Don't miss these Health stories
More women opting for preventive mastectomy - but should they be?
Rates of women who are opting for preventive mastectomies, such as Angeline Jolie, have increased by an estimated 50 percent in recent years, experts say. But many doctors are puzzled because the operation doesn't carry a 100 percent guarantee, it's major surgery -- and women have other options, from a once-a-day pill to careful monitoring.
- Larry Page's damaged vocal cords: Treatment comes with trade-offs
- Report questioning salt guidelines riles heart experts
- CDC: 2012 was deadliest year for West Nile in US
- What stresses moms most? Themselves, survey says
- More women opting for preventive mastectomy - but should they be?
Her doctors diagnosed trigeminal neuralgia, a nerve disorder sometimes called “suicide disease” because of the excruciating and dispiriting pain it causes.
Doctors tried painkillers, then stronger medication, but in the end, a cure proved more simple: The young woman removed the metal stud from her pierced tongue.
Two days later her pain vanished.
The account in Wednesday’s Journal of the American Medical Association is the latest documentation of complications, some life-threatening, linked to tongue piercing.
Other problems include tetanus, heart infections, brain abscess, chipped teeth and receding gums. One woman developed so much scar tissue that it resembled what she called a “second tongue.”
In the newly reported case, the young Italian woman’s mouth jewelry apparently irritated a nerve running along the jaw under her tongue. That nerve is connected to the trigeminal nerve, one of the largest in the head.
“There are people who have been dropped to their knees” by trigeminal neuralgia, said Alana Greca, a registered nurse and director of patient support for the Trigeminal Neuralgia Association. “That’s how intense and how horrendous the pain can be.”
The teenager is lucky her pain disappeared, Greca said.
“Certainly, this was an isolated case, an extremely rare complication of this kind of piercing,” said Dr. Marcelo Galarza, a neurosurgeon at Villa Maria Cecilia Hospital in Ravenna, Italy, who reported the case to the journal.

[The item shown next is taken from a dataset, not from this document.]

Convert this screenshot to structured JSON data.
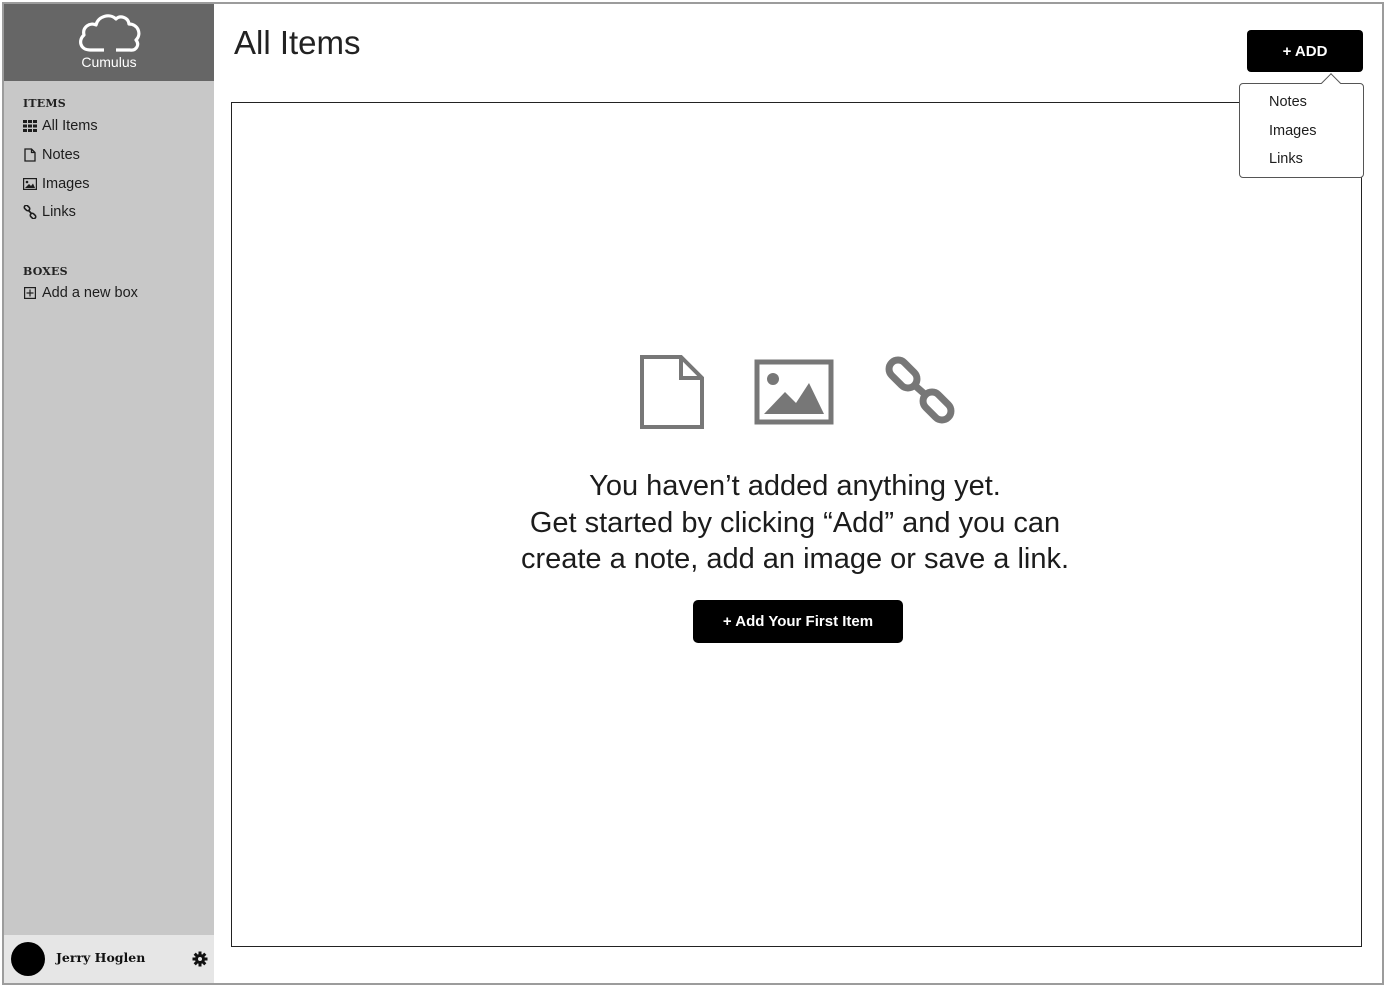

The tongue is “a particularly dangerous place to pierce” because it is rich in blood vessels that can spread infection to major organs and because it is near important nerves and the upper airway, he said.
Jeanne Fritch, owner of Personal Art, a piercing and tattooing studio in Lake Station, Ind., said she has not heard of a similar case in her 21 years in business.
Fritch recommended people interested in tongue piercing see only professional, experienced piercers and use only “implant grade” metal jewelry. Good mouth hygiene while the tongue heals also is important, Fritch said.
Stefania Fraccalvieri, the patient in the report, is now 21 and a student in Rome. Her advice to people considering tongue piercing: “Don’t do that. My experience was so bad. I was so sick and now I feel much better.”
© 2013 The Associated Press. All rights reserved. This material may not be published, broadcast, rewritten or redistributed.